    return (name, value);

// Parse a quoted value.
fn parse_attr_value(&mut self) -> String {
    let open_quote = self.consume_char();
    assert!(open_quote == '"' || open_quote == '\'');
    let value = self.consume_while(|c| c != open_quote);
    assert!(self.consume_char() == open_quote);
    return value;

// Parse a list of name="value" pairs, separated by whitespace.
fn parse_attributes(&mut self) -> dom::AttrMap {
    let mut attributes = HashMap::new();
    loop {
        if self.next_char() == '>' {
        let (name, value) = self.parse_attr();
        attributes.insert(name, value);
    return attributes;

To parse the child nodes, we recursively call parse_node in a loop until we reach the closing tag. This function returns a Vec, which is Rust's name for a growable array.

// Parse a sequence of sibling nodes.
fn parse_nodes(&mut self) -> Vec<dom::Node> {
    let mut nodes = Vec::new();
    loop {
        if self.eof() || self.starts_with("</") {
    return nodes;
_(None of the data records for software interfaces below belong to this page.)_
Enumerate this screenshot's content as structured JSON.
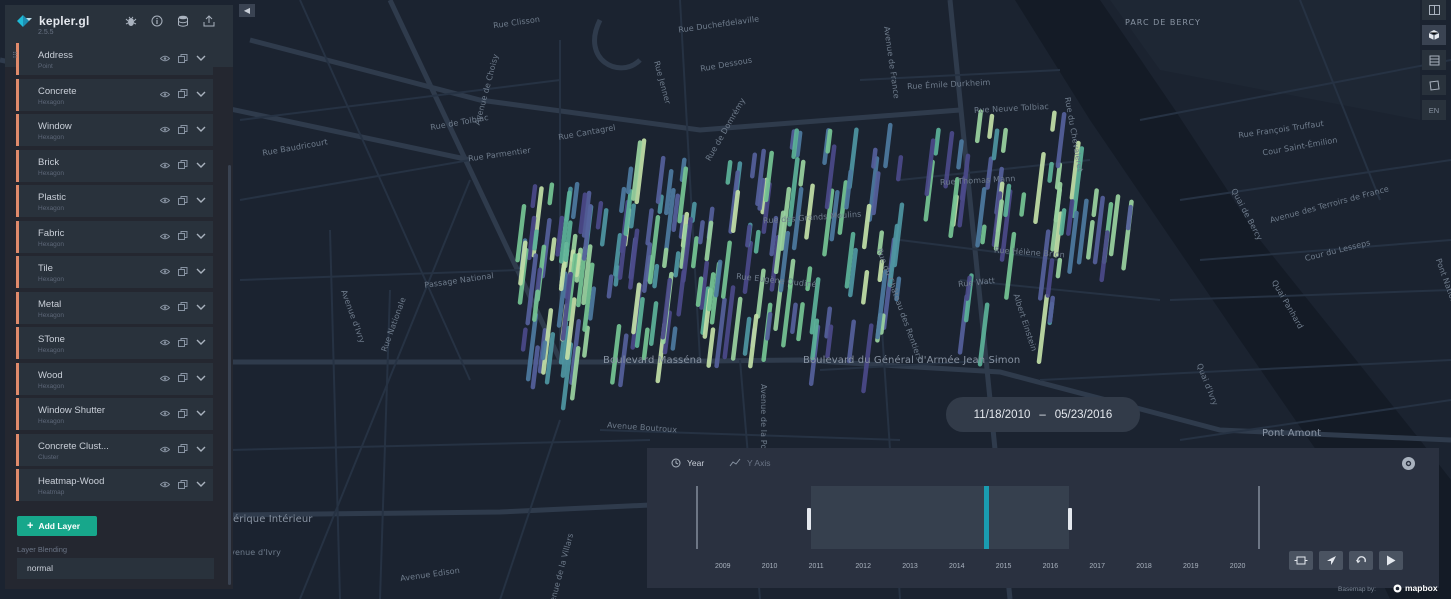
{
  "app": {
    "name": "kepler.gl",
    "version": "2.5.5"
  },
  "colors": {
    "accent": "#17a78b",
    "layer_bar": "#e08a6b",
    "timeline_cursor": "#1a9cb0",
    "panel": "#242730",
    "map_bg": "#1b2330"
  },
  "header": {
    "icons": [
      "bug-icon",
      "info-icon",
      "database-icon",
      "upload-icon"
    ],
    "tabs": [
      "layers-icon",
      "filter-icon",
      "interactions-icon",
      "map-settings-icon"
    ]
  },
  "layers": [
    {
      "name": "Address",
      "type": "Point"
    },
    {
      "name": "Concrete",
      "type": "Hexagon"
    },
    {
      "name": "Window",
      "type": "Hexagon"
    },
    {
      "name": "Brick",
      "type": "Hexagon"
    },
    {
      "name": "Plastic",
      "type": "Hexagon"
    },
    {
      "name": "Fabric",
      "type": "Hexagon"
    },
    {
      "name": "Tile",
      "type": "Hexagon"
    },
    {
      "name": "Metal",
      "type": "Hexagon"
    },
    {
      "name": "STone",
      "type": "Hexagon"
    },
    {
      "name": "Wood",
      "type": "Hexagon"
    },
    {
      "name": "Window Shutter",
      "type": "Hexagon"
    },
    {
      "name": "Concrete Clust...",
      "type": "Cluster"
    },
    {
      "name": "Heatmap-Wood",
      "type": "Heatmap"
    }
  ],
  "add_layer_label": "Add Layer",
  "blending": {
    "label": "Layer Blending",
    "value": "normal"
  },
  "right_toolbar": {
    "lang": "EN"
  },
  "time_range": {
    "start": "11/18/2010",
    "sep": "–",
    "end": "05/23/2016"
  },
  "timeline": {
    "interval_label": "Year",
    "yaxis_label": "Y Axis",
    "years": [
      "2009",
      "2010",
      "2011",
      "2012",
      "2013",
      "2014",
      "2015",
      "2016",
      "2017",
      "2018",
      "2019",
      "2020"
    ],
    "buttons": [
      "window-icon",
      "rocket-icon",
      "reset-icon",
      "play-icon"
    ]
  },
  "map_labels": {
    "park": "PARC DE BERCY",
    "boulevard_massena": "Boulevard Masséna",
    "boulevard_general": "Boulevard du Général d'Armée Jean Simon",
    "pont_amont": "Pont Amont",
    "avenue_boutroux": "Avenue Boutroux",
    "peripherique": "érique Intérieur",
    "quai_ivry": "Quai d'Ivry",
    "rue_tolbiac": "Rue de Tolbiac",
    "rue_baudricourt": "Rue Baudricourt",
    "rue_parmentier": "Rue Parmentier",
    "rue_nationale": "Rue Nationale",
    "passage_national": "Passage National",
    "rue_grands_moulins": "Rue des Grands Moulins",
    "rue_eugene": "Rue Eugène Oudiné",
    "rue_thomas_mann": "Rue Thomas Mann",
    "rue_helene_brion": "Rue Hélène Brion",
    "rue_watt": "Rue Watt",
    "albert_einstein": "Albert Einstein",
    "rue_emile_durkheim": "Rue Émile Durkheim",
    "rue_neuve_tolbiac": "Rue Neuve Tolbiac",
    "rue_francois_truffaut": "Rue François Truffaut",
    "cour_saint_emilion": "Cour Saint-Émilion",
    "avenue_terroirs": "Avenue des Terroirs de France",
    "quai_bercy": "Quai de Bercy",
    "cour_lesseps": "Cour du Lesseps",
    "avenue_ivry": "Avenue d'Ivry",
    "avenue_choisy": "Avenue de Choisy",
    "avenue_france": "Avenue de France",
    "rue_chevaleret": "Rue du Chevaleret",
    "avenue_porte": "Avenue de la Porte",
    "quai_panhard": "Quai Panhard",
    "pont_national": "Pont National",
    "rue_clisson": "Rue Clisson",
    "rue_duchefdelaville": "Rue Duchefdelaville",
    "rue_nationale_2": "Rue Jenner",
    "rue_dessous": "Rue Dessous",
    "rue_carrey": "Rue Cantagrel",
    "rue_domremy": "Rue de Domrémy",
    "rue_chateau": "Rue du Château des Rentiers",
    "avenue_edison": "Avenue Edison",
    "avenue_villars": "Avenue de la Villars",
    "avenue_ivry_2": "Avenue d'Ivry",
    "basemap": "Basemap by:",
    "mapbox": "mapbox"
  }
}
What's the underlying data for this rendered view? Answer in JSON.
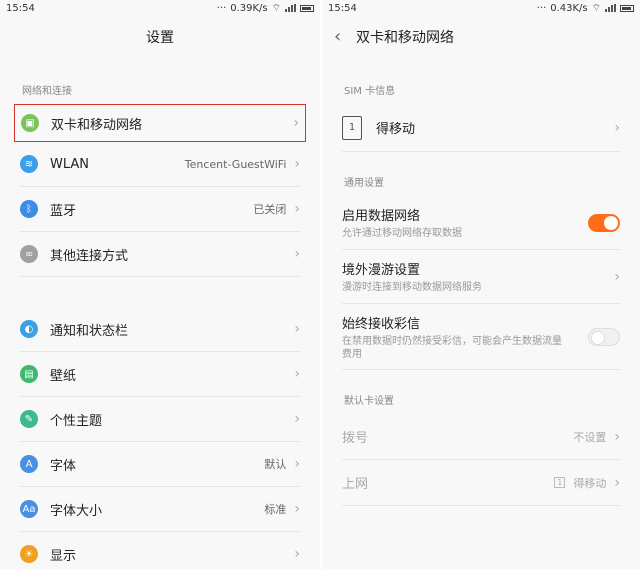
{
  "left": {
    "status": {
      "time": "15:54",
      "speed": "0.39K/s"
    },
    "title": "设置",
    "section_network": "网络和连接",
    "network_items": [
      {
        "label": "双卡和移动网络",
        "value": ""
      },
      {
        "label": "WLAN",
        "value": "Tencent-GuestWiFi"
      },
      {
        "label": "蓝牙",
        "value": "已关闭"
      },
      {
        "label": "其他连接方式",
        "value": ""
      }
    ],
    "other_items": [
      {
        "label": "通知和状态栏",
        "value": ""
      },
      {
        "label": "壁纸",
        "value": ""
      },
      {
        "label": "个性主题",
        "value": ""
      },
      {
        "label": "字体",
        "value": "默认"
      },
      {
        "label": "字体大小",
        "value": "标准"
      },
      {
        "label": "显示",
        "value": ""
      }
    ],
    "icon_colors": {
      "dual_sim": "#7cc35b",
      "wlan": "#3a9ee8",
      "bluetooth": "#3a8ee8",
      "other": "#a0a0a0",
      "notify": "#3aa0e8",
      "wallpaper": "#3cba6b",
      "theme": "#3cba8b",
      "font": "#4a90e2",
      "fontsize": "#4a90e2",
      "display": "#f0a020"
    }
  },
  "right": {
    "status": {
      "time": "15:54",
      "speed": "0.43K/s"
    },
    "title": "双卡和移动网络",
    "section_sim": "SIM 卡信息",
    "sim": {
      "number": "1",
      "name": "得移动"
    },
    "section_general": "通用设置",
    "general": [
      {
        "title": "启用数据网络",
        "sub": "允许通过移动网络存取数据",
        "control": "toggle-on"
      },
      {
        "title": "境外漫游设置",
        "sub": "漫游时连接到移动数据网络服务",
        "control": "chevron"
      },
      {
        "title": "始终接收彩信",
        "sub": "在禁用数据时仍然接受彩信，可能会产生数据流量费用",
        "control": "toggle-off"
      }
    ],
    "section_default": "默认卡设置",
    "default_items": [
      {
        "label": "拨号",
        "value": "不设置"
      },
      {
        "label": "上网",
        "value": "得移动",
        "badge": "1"
      }
    ]
  }
}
Finally, we can put this all together to parse an entire HTML document into a DOM tree. This function will create a root node for the document if it doesn't include one explicitly; this is similar to what a real HTML parser does.

// Parse an HTML document and return the root element.
pub fn parse(source: String) -> dom::Node {
    let mut nodes = Parser { pos: 0, input: source }.parse_nodes();

    // If the document contains a root element, just return it. Otherwise, create one.
    if nodes.len() == 1 {
    } else {
        dom::elem("html".to_string(), HashMap::new(), nodes)

That's it! The entire code for the robinson HTML parser. The whole thing weighs in at just over 100 lines of code (not counting blank lines and comments). If you use a good library or parser generator, you can probably build a similar toy parser in even less space.


Here are a few alternate ways to try this out yourself. As before, you can choose one or more of them and ignore the others.

  1. Build a parser (either "by hand" or with a library or parser generator) that takes a subset of HTML as input and produces a tree of DOM nodes.

  2. Modify robinson's HTML parser to add some missing features, like comments. Or replace it with a better parser, perhaps built with a library or generator.

  3. Create an invalid HTML file that causes your parser (or mine) to fail. Modify the parser to recover from the error and produce a DOM tree for your test file.


If you want to skip parsing completely, you can build a DOM tree programmatically instead, by adding some code like this to your program (in pseudo-code; adjust it to match the DOM code you wrote in Part 1):

// <html><body>Hello, world!</body></html>
let root = element("html");
let body = element("body");
body.children.push(text("Hello, world!"));

Or you can find an existing HTML parser and incorporate it into your program.

The next article in this series will cover CSS data structures and parsing.